ROAR: Presidential council defends rights of human rights ombudsman
Lukin, who was appointed the human rights commissioner in 2004, came under fire after he urged an inquiry into the brutal activities of the riot police during the dispersal of an unauthorized opposition rally in Moscow.
He visited Triumfalnaya Square on May 31 where protesters demanded “the implementation of the constitutional right for peaceful assembly.” The brutal response from police was not justified, the ombudsman said. He also made his position clear in the report about the results of his activities.
The report drew criticism from many politicians. Federation Council’s commission on the development of institutions of civil society has said the document describes mostly violations of political rights and does not pay much attention to socio-economic ones.
Aleksandr Pochinok, a member of the Federation Council, publicly voiced on July 6 parliamentarians’ complaints about this document. The deputies also complained that the ombudsman did not offer remedies to improve the situation.
The ombudsman’s report misses a social aspect in the sphere of protection of human rights, Pochinok said.
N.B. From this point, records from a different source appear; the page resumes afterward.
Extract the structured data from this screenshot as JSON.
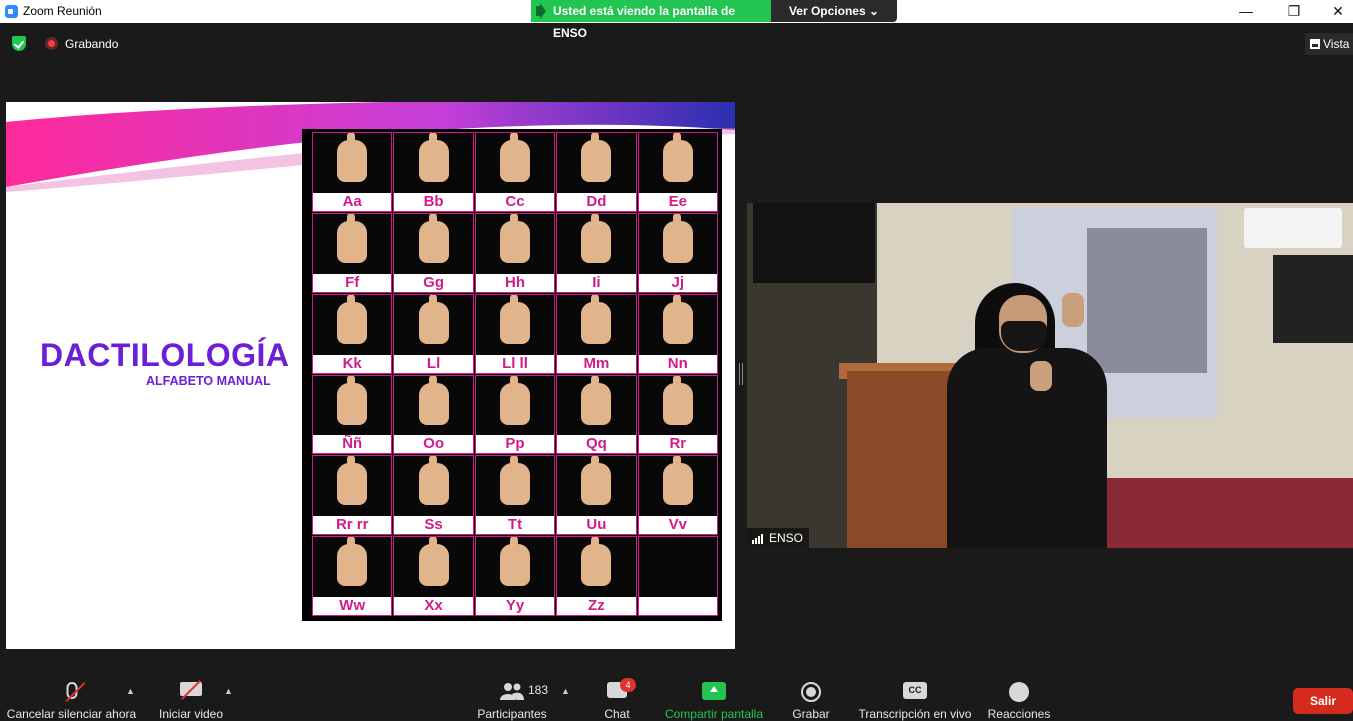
{
  "window": {
    "title": "Zoom Reunión",
    "controls": [
      "—",
      "❐",
      "✕"
    ]
  },
  "share_banner": {
    "text": "Usted está viendo la pantalla de ENSO",
    "view_options": "Ver Opciones"
  },
  "status": {
    "recording_label": "Grabando",
    "view_label": "Vista"
  },
  "slide": {
    "title": "DACTILOLOGÍA",
    "subtitle": "ALFABETO MANUAL",
    "letters": [
      "Aa",
      "Bb",
      "Cc",
      "Dd",
      "Ee",
      "Ff",
      "Gg",
      "Hh",
      "Ii",
      "Jj",
      "Kk",
      "Ll",
      "Ll ll",
      "Mm",
      "Nn",
      "Ññ",
      "Oo",
      "Pp",
      "Qq",
      "Rr",
      "Rr rr",
      "Ss",
      "Tt",
      "Uu",
      "Vv",
      "Ww",
      "Xx",
      "Yy",
      "Zz",
      ""
    ],
    "accent_color": "#d01c8b",
    "title_color": "#6b1fd6"
  },
  "video": {
    "participant_name": "ENSO"
  },
  "toolbar": {
    "mute_label": "Cancelar silenciar ahora",
    "video_label": "Iniciar video",
    "participants_label": "Participantes",
    "participants_count": "183",
    "chat_label": "Chat",
    "chat_badge": "4",
    "share_label": "Compartir pantalla",
    "record_label": "Grabar",
    "cc_label": "Transcripción en vivo",
    "cc_icon_text": "CC",
    "reactions_label": "Reacciones",
    "leave_label": "Salir"
  },
  "colors": {
    "share_green": "#23c552",
    "leave_red": "#d52b1e",
    "toolbar_bg": "#1a1a1a"
  }
}
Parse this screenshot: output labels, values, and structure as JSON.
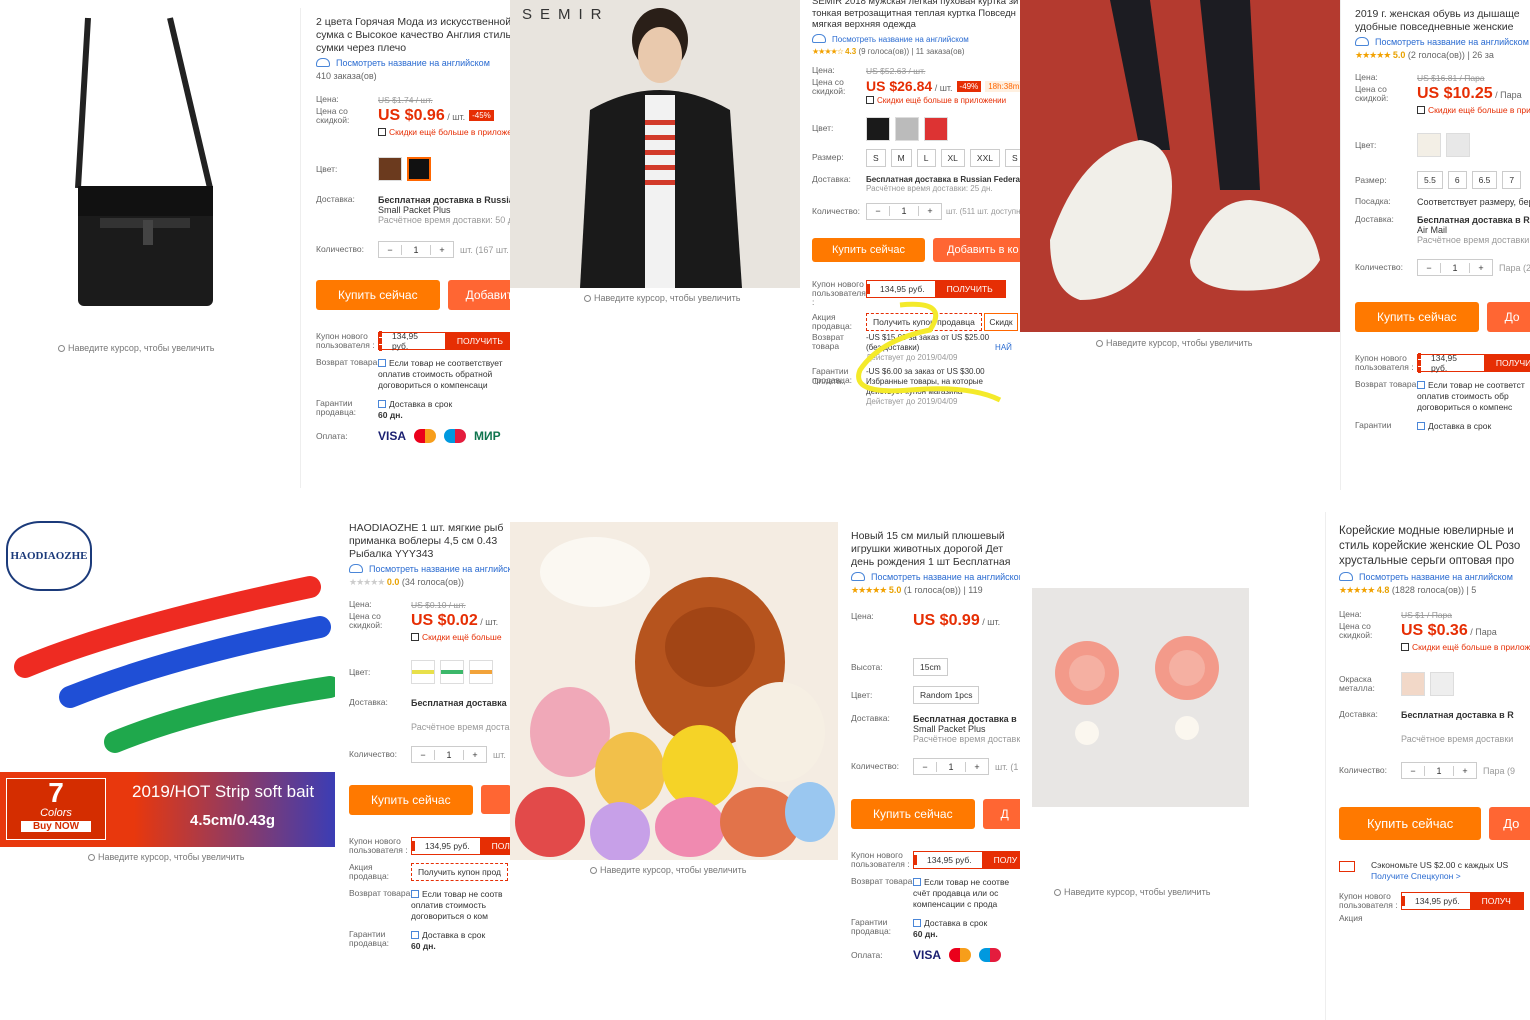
{
  "hint": "Наведите курсор, чтобы увеличить",
  "en": "Посмотреть название на английском",
  "labels": {
    "price": "Цена:",
    "disc_price": "Цена со скидкой:",
    "color": "Цвет:",
    "delivery": "Доставка:",
    "qty": "Количество:",
    "size": "Размер:",
    "coupon": "Купон нового пользователя :",
    "seller": "Акция продавца:",
    "return": "Возврат товара",
    "guarantee": "Гарантии продавца:",
    "pay": "Оплата:",
    "height": "Высота:",
    "fit": "Посадка:",
    "metal": "Окраска металла:"
  },
  "buy": "Купить сейчас",
  "get": "ПОЛУЧИТЬ",
  "coupon_val": "134,95 руб.",
  "app_disc": "Скидки ещё больше в приложении",
  "c1": {
    "title": "2 цвета Горячая Мода из искусственной\nсумка с Высокое качество Англия стиль\nсумки через плечо",
    "orders": "410 заказа(ов)",
    "old": "US $1.74 / шт.",
    "price": "US $0.96",
    "unit": "/ шт.",
    "disc": "-45%",
    "ship": "Бесплатная доставка в Russian",
    "ship2": "Small Packet Plus",
    "eta": "Расчётное время доставки: 50 д",
    "stock": "шт. (167 шт.",
    "add": "Добавить",
    "ret": "Если товар не соответствует\nоплатив стоимость обратной\nдоговориться о компенсаци",
    "gua": "Доставка в срок",
    "days": "60 дн.",
    "cards": [
      "VISA",
      "",
      "",
      "МИР"
    ]
  },
  "c2": {
    "brand": "SEMIR"
  },
  "c3": {
    "title": "SEMIR 2018 мужская легкая пуховая куртка зи\nтонкая ветрозащитная теплая куртка Повседн\nмягкая верхняя одежда",
    "rating": "4.3",
    "votes": "(9 голоса(ов))",
    "orders": "11 заказа(ов)",
    "old": "US $52.63 / шт.",
    "price": "US $26.84",
    "unit": "/ шт.",
    "disc": "-49%",
    "timer": "18h:38m",
    "sizes": [
      "S",
      "M",
      "L",
      "XL",
      "XXL",
      "S"
    ],
    "ship": "Бесплатная доставка в Russian Federati",
    "eta": "Расчётное время доставки: 25 дн.",
    "stock": "шт. (511 шт. доступно)",
    "add": "Добавить в ко",
    "seller_btn": "Получить купон продавца",
    "skid": "Скидк",
    "promo1": "-US $15.00 за заказ от US $25.00\n(без доставки)",
    "valid1": "Действует до 2019/04/09",
    "find": "НАЙ",
    "promo2": "-US $6.00 за заказ от US $30.00\nИзбранные товары, на которые\nдействует купон магазина",
    "valid2": "Действует до 2019/04/09"
  },
  "c4": {
    "title": "2019 г. женская обувь из дышаще\nудобные повседневные женские",
    "rating": "5.0",
    "votes": "(2 голоса(ов))",
    "orders": "26 за",
    "old": "US $16.81 / Пара",
    "price": "US $10.25",
    "unit": "/ Пара",
    "sizes": [
      "5.5",
      "6",
      "6.5",
      "7"
    ],
    "fit": "Соответствует размеру, бер",
    "ship": "Бесплатная доставка в R",
    "ship2": "Air Mail",
    "eta": "Расчётное время доставки",
    "stock": "Пара (2",
    "add": "До",
    "ret": "Если товар не соответст\nоплатив стоимость обр\nдоговориться о компенс",
    "gua": "Доставка в срок",
    "gua_lbl": "Гарантии"
  },
  "c5": {
    "brand": "HAODIAOZHE",
    "banner_num": "7",
    "banner_colors": "Colors",
    "banner_buy": "Buy NOW",
    "banner_txt": "2019/HOT Strip soft bait",
    "banner_size": "4.5cm/0.43g",
    "title": "HAODIAOZHE 1 шт. мягкие рыб\nприманка воблеры 4,5 см 0.43\nРыбалка YYY343",
    "rating": "0.0",
    "votes": "(34 голоса(ов))",
    "old": "US $0.10 / шт.",
    "price": "US $0.02",
    "unit": "/ шт.",
    "app": "Скидки ещё больше",
    "ship": "Бесплатная доставка",
    "eta": "Расчётное время доста",
    "stock": "шт.",
    "get": "ПОЛ",
    "seller_btn": "Получить купон прод",
    "ret": "Если товар не соотв\nоплатив стоимость\nдоговориться о ком",
    "gua": "Доставка в срок",
    "days": "60 дн."
  },
  "c6": {},
  "c7": {
    "title": "Новый 15 см милый плюшевый\nигрушки животных дорогой Дет\nдень рождения 1 шт Бесплатная",
    "rating": "5.0",
    "votes": "(1 голоса(ов))",
    "orders": "119",
    "price": "US $0.99",
    "unit": "/ шт.",
    "height_v": "15cm",
    "color_v": "Random 1pcs",
    "ship": "Бесплатная доставка в",
    "ship2": "Small Packet Plus",
    "eta": "Расчётное время доставк",
    "stock": "шт. (1",
    "add": "Д",
    "get": "ПОЛУ",
    "ret": "Если товар не соотве\nсчёт продавца или ос\nкомпенсации с прода",
    "gua": "Доставка в срок",
    "days": "60 дн.",
    "cards": [
      "VISA",
      "",
      ""
    ]
  },
  "c8": {
    "title": "Корейские модные ювелирные и\nстиль корейские женские OL Розо\nхрустальные серьги оптовая про",
    "rating": "4.8",
    "votes": "(1828 голоса(ов))",
    "orders": "5",
    "old": "US $1 / Пара",
    "price": "US $0.36",
    "unit": "/ Пара",
    "ship": "Бесплатная доставка в R",
    "eta": "Расчётное время доставки",
    "stock": "Пара (9",
    "add": "До",
    "save": "Сэкономьте US $2.00 с каждых US",
    "special": "Получите Спецкупон >",
    "get": "ПОЛУЧ",
    "more": "Акция"
  },
  "colors": {
    "orange": "#ff7900",
    "red": "#e62e04",
    "blue": "#2a6bd1",
    "star": "#f2a100",
    "highlight": "#f4ea2a"
  }
}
The document just touches such important issues as the right for legal defense and “the right for effective state protection,” the commission’s members believe.
The deputies also said the report did not consider the observance of the freedoms of movement and choosing place of residence, the rights for sufficient living standards and favorable environment, education and participation in a cultural life. However, the document often “politicizes” the assessments of the situation, the commission said.
Protecting human rights should not turn “into a political campaign, and the ombudsman should not support people only in cases where his political views coincide with opinions of those whom he protects,” the deputies concluded.
Ombudsmen in several Russian regions have also criticized Lukin for his “selective approach” while evaluating the observance of human rights.
However, the Presidential Council on Civil Society Institutions and Human Rights has supported Lukin’s activities. His work is useful and necessary for many Russians, the council said in a statement on July 5.
The analysis of complaints coming from citizens shows that “the country’s modernization is impossible without real guarantees of the protection of human rights and freedoms,” it stated. The annual commissioner’s report “reflects Russian realities and highlights violations of individual and socio-political rights of citizens,” the statement said.
The presidential council also stressed the need for effective feedback in the relations between society and the state. Although the number of complaints from citizens about the freedom of assembly is relatively small, some of them concern violations made during certain public rallies, the statement reads.
The council also cited Lukin’s words about “a high level of intolerance in society” and expressed support for his “citizen’s position.”
However, many politicians have different views. “Vladimir Lukin could hardly imagine that his report will be the subject of such tough criticism,” Nezavisimaya Gazeta daily said. Members of the Federation Council, the upper house of the parliament, have accused him of defending citizens’ political rights rather than their economic or social ones, the daily said.
At the same time, analysts asked by the paper believe Lukin “rightly understands the task set by the president.” They attribute the criticism “to concerns about increasing political activity of civil society,” the paper said. Lukin advised the authorities “to be more tolerant to radical opposition,” it added.
The ombudsman should protect human rights first of all, stressed Igor Yurgens, director of the Institute of Contemporary Development. “And the state, trade unions and employees should deal with economic and social rights,” he told Nezavisimaya Gazeta. “Lukin cannot replace everyone.”
The institute of the ombudsman was created to protect human rights, but mostly constitutional rights: the freedom of speech, assembly and manifestations, Yurgens aid.
Regional ombudsmen have been active recently in protecting human rights, “not only in the political sphere, but also in the socio-economic one,” Aleksey Makarkin of the Center for Political Technologies told the paper.
At the same time, criticism of ombudsmen’s work, as well as the council on society institutions and human rights has also increased. Makarkin explained it with a response to “a cautious political liberalization.” “Many real human rights defenders have been included into the council,” he added.
“The commissioner should not necessarily take sides with a man whose views he protects,” Makarkin noted. “Lukin tried to find a compromise that would allow [opposition activist Eduard] Limonov to enter the square and the authorities to save the image,” he said.
As for the lack of remedies to improve the situation, the ombudsman is a people’s tribune and he has “no alternative government,” Makarkin said. “He should just translate society’s concerns about the authorities’ policies,” the analyst stressed.
The conclusion of the Federation Council will be prepared later. Despite the complaints of many politicians, Lukin is unlikely to lose his position. He should take into account the criticism for his work in the future, Pochinok said. The parliament is ready for “constructive cooperation with the ombudsman,” the deputy added.
The upper house has postponed the hearings to give deputies more time to study the report. The document could not be amended, but the commission’s conclusion will be strengthened, its chairman Boris Shpigel told Rossiyskaya Gazeta daily.
“Our task is to make institutions of civil society work together, not separately,” Spigel said. “And the commissioner should effectively work together with them.”
Russian Opinion and Analysis Review, RT